Over the next decade, 5G networks will become more and more prevalent in everyday life. This will provide solutions to current limitations by allowing access to bands previously unavailable to civilian communication networks. However, this also provides new challenges primarily for the military operations. Radar bands have traditionally operated primarily in the sub-6 GHz region. In the past, these bands were off limits to civilian communications. However, that changed when they were opened up in the 2010's. With these bands now being forced to co-exist with commercial users, military operators need systems to identify the signals within a spectrum environment. In this thesis, we extend current research in the area of signal identification by using previous work in the area to construct a deep learning-based classifier that is able to classify a signal as either as a communication waveform (Single-Carrier (SC), Single-Carrier Frequency Division Multiple Access (SC-FDMA), Orthogonal Frequency Division Multiplexing (OFDM), Amplitude Modulation (AM), Frequency Modulation (FM)) or a radar waveform (Linear Frequency Modulation (LFM) or Phase-coded). However, the downside to this method is that the classifier is based on the assumption that all possible signals within the spectrum environment are within the training dataset. To account for this, we have proposed a novel classifier design for detection of unknown signals outside of the training dataset. This two-classifier system forms an open-set recognition (OSR) system that is used to provide more situational awareness for operators.

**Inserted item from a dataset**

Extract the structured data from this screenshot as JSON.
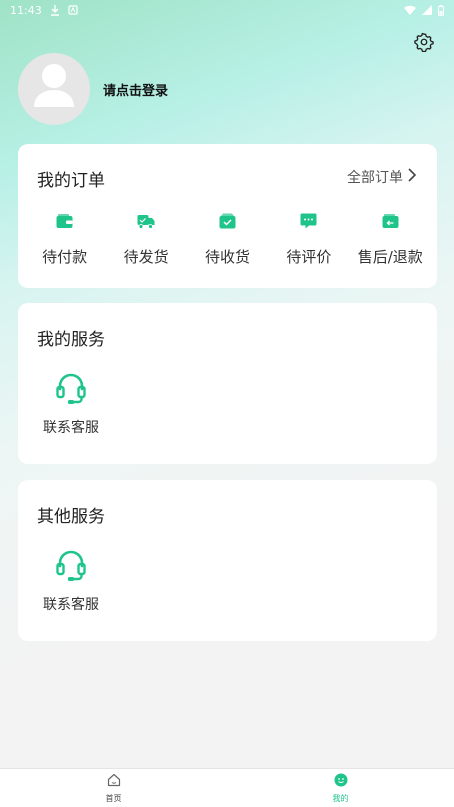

Anomaly Detection, Signal Identification, Isolation Forest, Deep Learning